I left the Jesuit Volunteer Corps with an Orleans Public Defenders shirt, heavy emotional scarring, and a strong idea of justice. I was prepared to ride into law school on a wave of virtue and morality, certain I knew what needed to be done and how I was going to do it. That wave crashed me right into Civil Procedure and Pennoyer and Rule 12(b)(3) and Contracts and estoppel and intent, and it wasn’t long before I realized it was going to be a while before I was certain of anything again.
Pretty dramatic, but the spirit is true. Law school is a change. There is a transition from being a normal person to a person who thinks legal jokes are funny. Still, overall, most of my preconceived notions have been proved wrong. Cold calls are not that bad, my classmates are also not that bad (fine, they’re pretty great), and six weeks in I have yet to muster any dazzling legal wisdom for family or friends.
Of course, some things have proved timeless: the lack of disposable income, the animalistic desire for free food and the willingness to attend just about any event to get it, and the first-week feeling that every prior friendship was a fluke and I would be doomed to eat lunch alone for the rest of my life.

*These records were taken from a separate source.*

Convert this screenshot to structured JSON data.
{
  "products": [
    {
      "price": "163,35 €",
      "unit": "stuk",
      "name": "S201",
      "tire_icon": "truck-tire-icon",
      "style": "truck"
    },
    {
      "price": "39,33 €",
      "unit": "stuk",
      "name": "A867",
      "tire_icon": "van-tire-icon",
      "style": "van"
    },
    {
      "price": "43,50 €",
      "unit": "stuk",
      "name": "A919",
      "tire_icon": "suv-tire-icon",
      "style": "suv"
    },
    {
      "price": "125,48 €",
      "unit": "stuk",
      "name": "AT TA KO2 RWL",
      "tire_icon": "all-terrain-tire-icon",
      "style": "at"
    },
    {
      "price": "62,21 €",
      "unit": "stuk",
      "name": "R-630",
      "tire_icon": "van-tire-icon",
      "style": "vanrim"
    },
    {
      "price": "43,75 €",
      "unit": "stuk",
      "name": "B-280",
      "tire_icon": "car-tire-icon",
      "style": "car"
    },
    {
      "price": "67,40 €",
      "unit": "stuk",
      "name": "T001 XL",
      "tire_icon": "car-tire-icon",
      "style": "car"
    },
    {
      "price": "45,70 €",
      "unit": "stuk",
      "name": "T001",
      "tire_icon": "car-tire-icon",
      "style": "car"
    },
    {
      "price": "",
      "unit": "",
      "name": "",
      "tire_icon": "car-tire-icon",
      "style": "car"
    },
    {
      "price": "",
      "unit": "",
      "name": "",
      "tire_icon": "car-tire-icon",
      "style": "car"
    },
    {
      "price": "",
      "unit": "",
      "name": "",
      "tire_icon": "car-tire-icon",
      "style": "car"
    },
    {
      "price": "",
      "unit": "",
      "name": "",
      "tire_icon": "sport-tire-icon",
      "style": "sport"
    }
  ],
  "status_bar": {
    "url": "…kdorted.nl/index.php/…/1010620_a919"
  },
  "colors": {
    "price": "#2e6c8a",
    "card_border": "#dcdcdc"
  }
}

But some things decidedly do change. I had the good fortune to work at the public defenders office in New Orleans last year, an experience that was incredibly formative for my sense of justice (and for my gallows humor). I didn’t know much about the law, but I knew all too well how the law impacts people, especially people of color and those struggling with poverty. The hardest part of the transition has been losing that human element. Learning rules and procedures is nothing like watching a judge sentence a client. Contracts thus far hasn’t mentioned the plea bargains I watched attorneys make every day. And while Torts gets the closest, watching our professor act out a battery is amusing in a way that reading a police report rarely was.
I know how important these courses are, how foundational they will be. It’s just been a hard shift- going from feeling like I was doing something to feeling like I am preparing to do something.
Without dishonestly glorifying the work I did or unfairly capitalizing on the stories of my former clients, I’ll just say it was hard to leave. So many attorneys and advocates in public interest law get burned out, taking time away to start a family, to gain control of their hours, to begin another crusade. And while going to law school is a valid reason to walk away, I still remember how obvious it was that some of my clients didn’t believe me when I said I would be back.
Six weeks in, there is a lot I don’t know. I’m looking forward to figuring it out.
Brett Gannon is a 1L at BC Law and a brand new Impact blogger. He welcomes feedback at email@example.com.